(RECORDS TO USE begins)

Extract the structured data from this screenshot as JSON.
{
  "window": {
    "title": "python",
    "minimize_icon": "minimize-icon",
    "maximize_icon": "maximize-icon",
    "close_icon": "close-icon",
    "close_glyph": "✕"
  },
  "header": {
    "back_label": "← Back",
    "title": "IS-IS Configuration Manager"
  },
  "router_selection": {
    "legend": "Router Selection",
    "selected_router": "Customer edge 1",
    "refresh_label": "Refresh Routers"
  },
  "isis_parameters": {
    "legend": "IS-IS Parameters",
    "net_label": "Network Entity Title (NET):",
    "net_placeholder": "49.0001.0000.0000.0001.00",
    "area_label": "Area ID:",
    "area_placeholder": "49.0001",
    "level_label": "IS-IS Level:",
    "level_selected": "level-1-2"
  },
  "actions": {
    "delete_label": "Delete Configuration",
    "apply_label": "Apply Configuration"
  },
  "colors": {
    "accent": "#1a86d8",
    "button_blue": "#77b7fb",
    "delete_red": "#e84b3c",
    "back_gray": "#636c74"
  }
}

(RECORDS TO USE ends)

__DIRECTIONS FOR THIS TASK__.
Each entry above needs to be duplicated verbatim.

__ANSWER BOX__.
Extract the structured data from this screenshot as JSON.
{
  "window": {
    "title": "python",
    "minimize_icon": "minimize-icon",
    "maximize_icon": "maximize-icon",
    "close_icon": "close-icon",
    "close_glyph": "✕"
  },
  "header": {
    "back_label": "← Back",
    "title": "IS-IS Configuration Manager"
  },
  "router_selection": {
    "legend": "Router Selection",
    "selected_router": "Customer edge 1",
    "refresh_label": "Refresh Routers"
  },
  "isis_parameters": {
    "legend": "IS-IS Parameters",
    "net_label": "Network Entity Title (NET):",
    "net_placeholder": "49.0001.0000.0000.0001.00",
    "area_label": "Area ID:",
    "area_placeholder": "49.0001",
    "level_label": "IS-IS Level:",
    "level_selected": "level-1-2"
  },
  "actions": {
    "delete_label": "Delete Configuration",
    "apply_label": "Apply Configuration"
  },
  "colors": {
    "accent": "#1a86d8",
    "button_blue": "#77b7fb",
    "delete_red": "#e84b3c",
    "back_gray": "#636c74"
  }
}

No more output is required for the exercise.